“Because the garages could possibly flood in a very bad storm, we developed an emergency plan for residents to move autos out to higher ground when a bad flood event was forecast (this is the same way garages are handled that are built under houses that are “raised” in coastal flood zones, like all over Old Greenwich),” he said.
The denial document said the proposal “relies on human behavior to remove cars and other pollutants from garages to safeguard the watercourse prior to flood events. The agency found it unlikely residents and property management companies would faithfully attend to this protection for the life of the development.”
The denial document also talked about proposed rain gardens that were part of the stormwater management plan, noting they would flood and be flushed clear of sediment and pollutants. It also said basins and porous pavement would be overwhelmed in a flood, and that flood water would impact aquatic environments of-site.
Mr. Franco said the denial was disappointing, especially after so much careful work, planning and expense had been incurred.
He said the Wetlands permit fee alone totaled $43,000.
The Agency is set up so that the fees cover the costs of running the department, and proposals can consume a great deal of staff hours.
“We have been very passionate about preserving these wonderful buildings and the streetscape, and worked very hard to balance the goals of preservation and protecting the brook and adjacent wetlands,” Franco said, adding that his team had made many changes to the application in response to the agency’s feedback.
“We believe that the project as conceived is an excellent one, and that it fully complied with all wetlands and environmental regulations.” – Chris Franco, Milbrook Crossing LLC
“Also the Agency retained an outside consultant to review our work, and the consultant also concluded that our plan complied with applicable regulations,” Franco continued. “Also, contrary to what the Agency said in their final decision, at the request of the Agency we provided possible alternatives to our project, showing how they would have worse impacts and were less favorable than our proposed project.”
As for relying on human behavior in the event of a flood, Mr. Franco said they’d offered to hire a full time property manager on-site that could step in to assist residents.

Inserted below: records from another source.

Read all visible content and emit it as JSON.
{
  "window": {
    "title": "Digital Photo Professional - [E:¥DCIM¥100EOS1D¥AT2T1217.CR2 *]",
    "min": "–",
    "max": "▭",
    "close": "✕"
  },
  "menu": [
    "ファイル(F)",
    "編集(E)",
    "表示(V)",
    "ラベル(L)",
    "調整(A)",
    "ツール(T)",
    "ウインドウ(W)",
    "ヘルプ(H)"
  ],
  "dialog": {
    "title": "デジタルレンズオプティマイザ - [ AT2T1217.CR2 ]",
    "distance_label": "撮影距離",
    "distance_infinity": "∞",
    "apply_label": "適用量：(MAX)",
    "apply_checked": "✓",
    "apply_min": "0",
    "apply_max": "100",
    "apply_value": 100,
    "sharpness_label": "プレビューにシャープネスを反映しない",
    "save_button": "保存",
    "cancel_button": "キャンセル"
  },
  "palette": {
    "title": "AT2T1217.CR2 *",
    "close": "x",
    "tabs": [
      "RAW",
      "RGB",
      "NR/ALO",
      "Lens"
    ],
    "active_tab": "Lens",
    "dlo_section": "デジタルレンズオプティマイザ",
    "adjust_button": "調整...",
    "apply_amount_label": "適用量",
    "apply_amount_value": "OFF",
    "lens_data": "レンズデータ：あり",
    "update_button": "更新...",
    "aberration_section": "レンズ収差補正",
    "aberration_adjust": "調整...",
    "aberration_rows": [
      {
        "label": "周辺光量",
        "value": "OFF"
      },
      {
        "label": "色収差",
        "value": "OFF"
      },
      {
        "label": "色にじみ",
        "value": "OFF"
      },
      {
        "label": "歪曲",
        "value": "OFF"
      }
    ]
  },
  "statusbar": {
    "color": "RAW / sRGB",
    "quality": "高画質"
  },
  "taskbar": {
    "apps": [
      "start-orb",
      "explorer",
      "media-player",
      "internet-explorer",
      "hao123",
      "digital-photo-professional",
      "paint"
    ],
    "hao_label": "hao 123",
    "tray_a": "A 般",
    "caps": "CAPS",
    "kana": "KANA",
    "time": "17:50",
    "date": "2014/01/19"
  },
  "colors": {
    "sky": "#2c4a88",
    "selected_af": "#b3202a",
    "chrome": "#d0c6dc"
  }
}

“As I said we were very disappointed, and in fact do not believe our project was fairly or properly reviewed.” – Chris Franco, Milbrook Crossing LLC

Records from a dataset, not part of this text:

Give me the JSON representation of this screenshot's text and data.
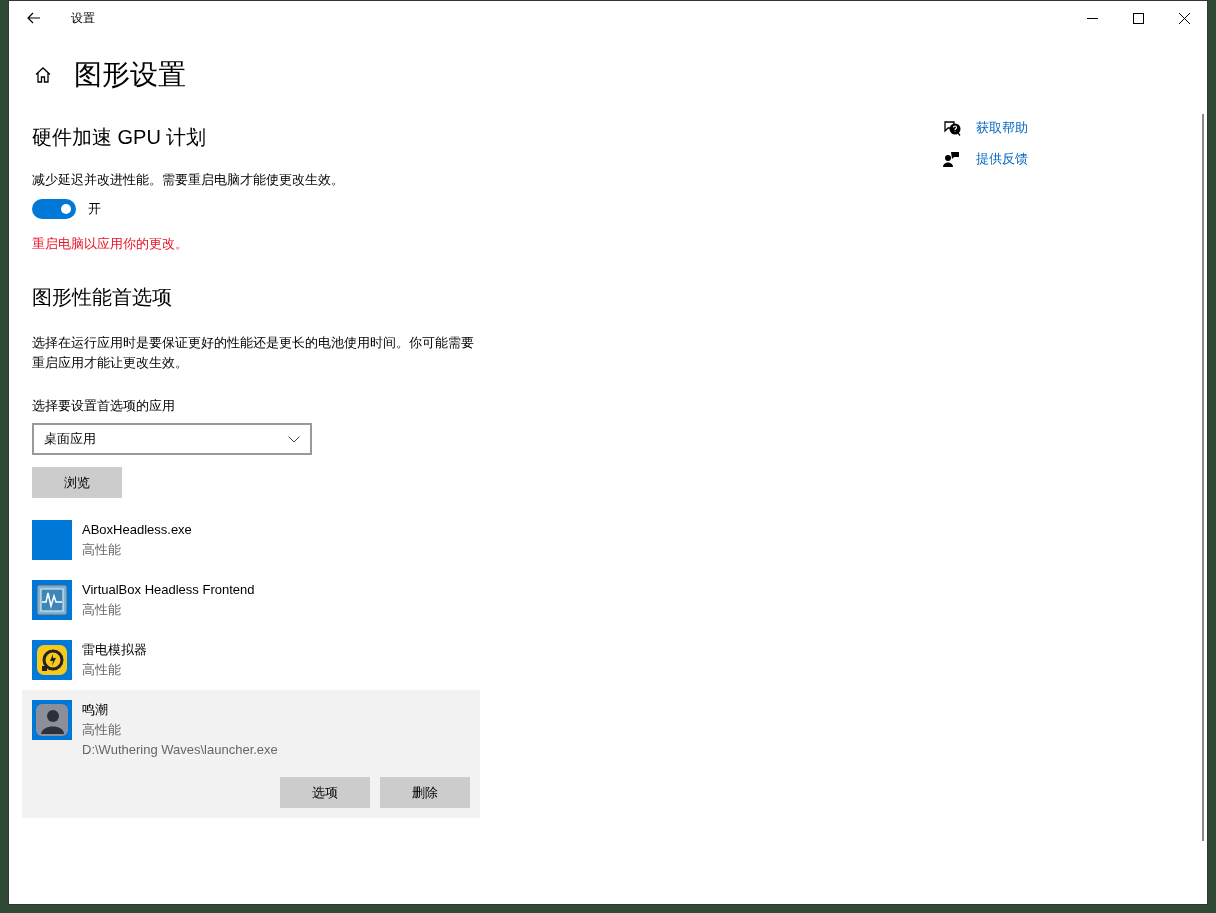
{
  "window": {
    "title": "设置"
  },
  "page": {
    "title": "图形设置"
  },
  "gpu_scheduling": {
    "heading": "硬件加速 GPU 计划",
    "description": "减少延迟并改进性能。需要重启电脑才能使更改生效。",
    "toggle": {
      "on": true,
      "label": "开"
    },
    "warning": "重启电脑以应用你的更改。"
  },
  "preference": {
    "heading": "图形性能首选项",
    "description": "选择在运行应用时是要保证更好的性能还是更长的电池使用时间。你可能需要重启应用才能让更改生效。",
    "select_label": "选择要设置首选项的应用",
    "select_value": "桌面应用",
    "browse_button": "浏览"
  },
  "apps": [
    {
      "name": "ABoxHeadless.exe",
      "setting": "高性能",
      "selected": false
    },
    {
      "name": "VirtualBox Headless Frontend",
      "setting": "高性能",
      "selected": false
    },
    {
      "name": "雷电模拟器",
      "setting": "高性能",
      "selected": false
    },
    {
      "name": "鸣潮",
      "setting": "高性能",
      "path": "D:\\Wuthering Waves\\launcher.exe",
      "selected": true,
      "buttons": [
        "选项",
        "删除"
      ]
    }
  ],
  "side_links": [
    {
      "label": "获取帮助"
    },
    {
      "label": "提供反馈"
    }
  ]
}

“It will be a real loss to the community if these fantastic and historic buildings and streetscape cannot be preserved,” Mr. Franco lamented.
“Our project is perfectly aligned with the new 2019 POCD, which was pointed out in detail to the Agency. They said however that their concern was only the waterway, and that they were not concerned with other land use priorities of the town. Frankly that seems very strange and not appropriate to us.”

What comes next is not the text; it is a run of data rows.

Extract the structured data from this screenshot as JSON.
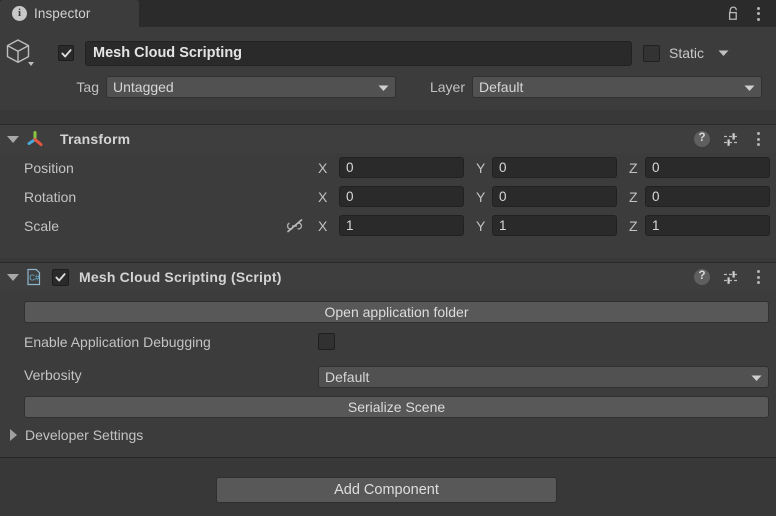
{
  "window": {
    "tab_label": "Inspector",
    "tab_icon": "info-icon",
    "lock_icon": "unlocked-padlock-icon",
    "menu_icon": "kebab-menu-icon"
  },
  "object_header": {
    "icon": "gameobject-cube-icon",
    "enabled_checkbox": true,
    "name_value": "Mesh Cloud Scripting",
    "static_label": "Static",
    "static_checked": false,
    "static_dropdown_icon": "chevron-down-icon",
    "tag_label": "Tag",
    "tag_value": "Untagged",
    "layer_label": "Layer",
    "layer_value": "Default"
  },
  "transform": {
    "title": "Transform",
    "icon": "transform-axis-gizmo-icon",
    "help_icon": "help-icon",
    "preset_icon": "preset-settings-icon",
    "menu_icon": "kebab-menu-icon",
    "rows": [
      {
        "label": "Position",
        "x": "0",
        "y": "0",
        "z": "0"
      },
      {
        "label": "Rotation",
        "x": "0",
        "y": "0",
        "z": "0"
      },
      {
        "label": "Scale",
        "x": "1",
        "y": "1",
        "z": "1"
      }
    ],
    "axis_labels": {
      "x": "X",
      "y": "Y",
      "z": "Z"
    },
    "constrain_icon": "constrain-proportions-off-icon"
  },
  "script_component": {
    "title": "Mesh Cloud Scripting (Script)",
    "icon": "csharp-script-icon",
    "enabled_checkbox": true,
    "help_icon": "help-icon",
    "preset_icon": "preset-settings-icon",
    "menu_icon": "kebab-menu-icon",
    "open_folder_button": "Open application folder",
    "debug_label": "Enable Application Debugging",
    "debug_checked": false,
    "verbosity_label": "Verbosity",
    "verbosity_value": "Default",
    "serialize_button": "Serialize Scene",
    "developer_settings_label": "Developer Settings",
    "developer_settings_expanded": false
  },
  "footer": {
    "add_component_label": "Add Component"
  },
  "colors": {
    "panel_bg": "#3c3c3c",
    "header_bg": "#3e3e3e",
    "tab_bg": "#3c3c3c",
    "strip_bg": "#2b2b2b",
    "field_bg": "#2a2a2a",
    "button_bg": "#585858",
    "text": "#c4c4c4",
    "axis_green": "#8cc63f",
    "axis_red": "#e8563f",
    "axis_blue": "#4aa8d8",
    "csharp_blue": "#6fb8dd"
  }
}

*The denial document said the applicant could consider alternatives that would:
- locate the stormwater management features in an area not subject to frequent flooding;
- provide a development proposal that does not require rain gardens and porous pavement in areas prone to flooding;
- provide mechanisms to substantially reduce or eliminate probable generators of pollution from flood-prone areas;
- provide a development proposal that sets the garages and associated storage of vehicles and pollutants above the elevation of more frequent storms or eliminate the garages;
- eliminate excavation of the higher portions of the site;
- reduce the number of units and/or the size of the buildings to free up land to park vehicles above the elevation of the more frequent storm events; and/or
- provide options with more stringent pollution control in flood-prone areas.